◆ Required action ◆
Once the images are removed, repeat all of the entries exactly.

◆ Supplied data ◆
|---|

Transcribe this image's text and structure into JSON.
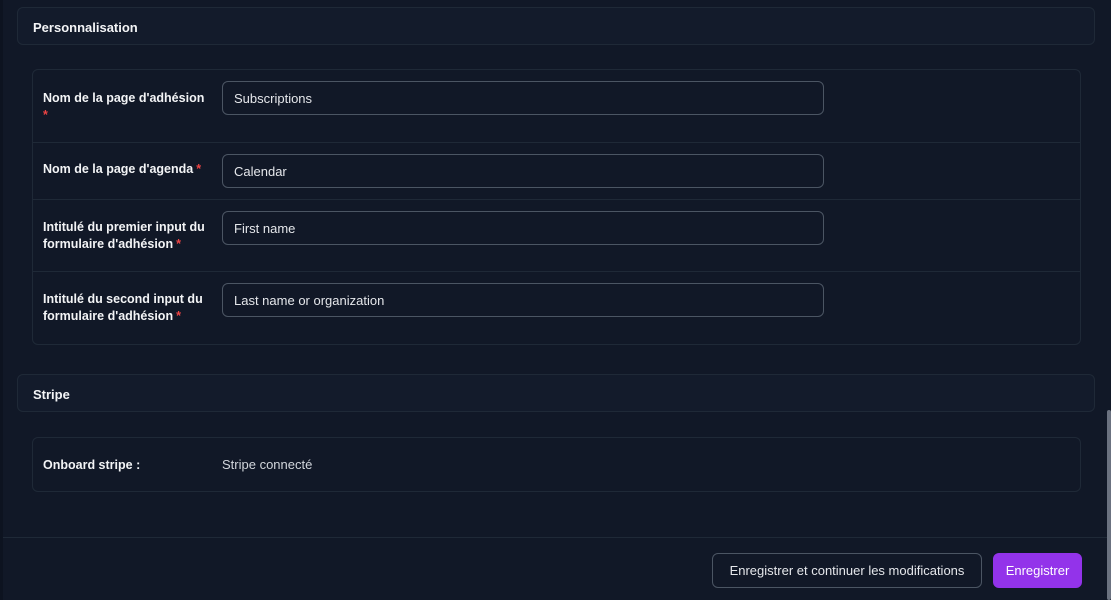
{
  "personalisation": {
    "title": "Personnalisation",
    "fields": [
      {
        "label": "Nom de la page d'adhésion",
        "value": "Subscriptions",
        "required": "*"
      },
      {
        "label": "Nom de la page d'agenda",
        "value": "Calendar",
        "required": "*"
      },
      {
        "label": "Intitulé du premier input du formulaire d'adhésion",
        "value": "First name",
        "required": "*"
      },
      {
        "label": "Intitulé du second input du formulaire d'adhésion",
        "value": "Last name or organization",
        "required": "*"
      }
    ]
  },
  "stripe": {
    "title": "Stripe",
    "onboard_label": "Onboard stripe :",
    "onboard_value": "Stripe connecté"
  },
  "footer": {
    "save_continue_label": "Enregistrer et continuer les modifications",
    "save_label": "Enregistrer"
  },
  "colors": {
    "background": "#111827",
    "accent": "#9333ea",
    "required": "#ef4444"
  }
}
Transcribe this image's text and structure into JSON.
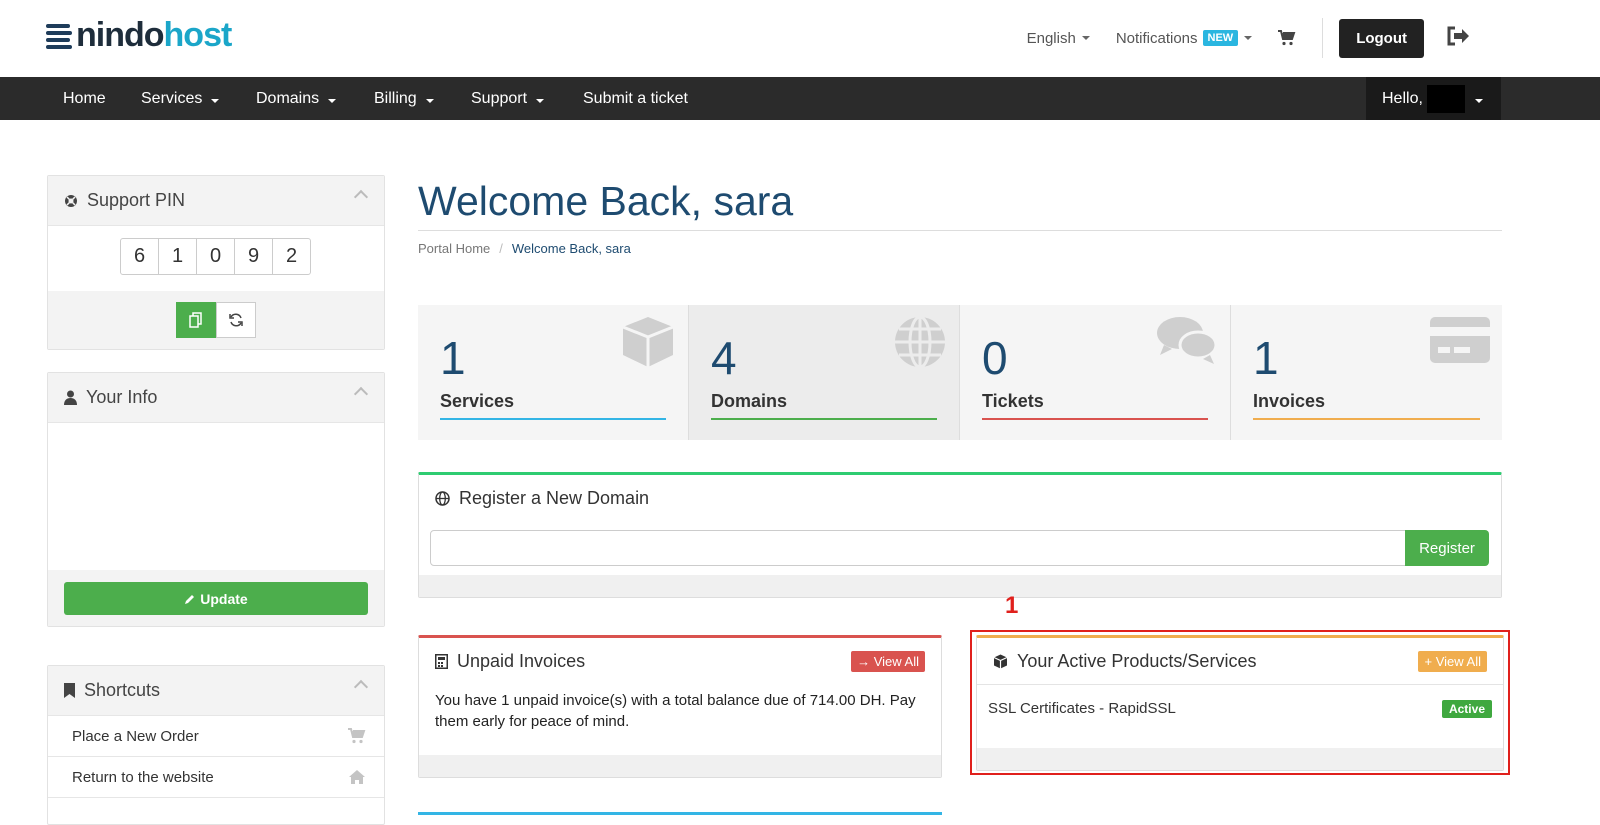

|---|

◆ Answer space ◆
Transcribe this image's text and structure into JSON.
{
  "personalisation": {
    "title": "Personnalisation",
    "fields": [
      {
        "label": "Nom de la page d'adhésion",
        "value": "Subscriptions",
        "required": "*"
      },
      {
        "label": "Nom de la page d'agenda",
        "value": "Calendar",
        "required": "*"
      },
      {
        "label": "Intitulé du premier input du formulaire d'adhésion",
        "value": "First name",
        "required": "*"
      },
      {
        "label": "Intitulé du second input du formulaire d'adhésion",
        "value": "Last name or organization",
        "required": "*"
      }
    ]
  },
  "stripe": {
    "title": "Stripe",
    "onboard_label": "Onboard stripe :",
    "onboard_value": "Stripe connecté"
  },
  "footer": {
    "save_continue_label": "Enregistrer et continuer les modifications",
    "save_label": "Enregistrer"
  },
  "colors": {
    "background": "#111827",
    "accent": "#9333ea",
    "required": "#ef4444"
  }
}
Transcribe this image's text and structure into JSON.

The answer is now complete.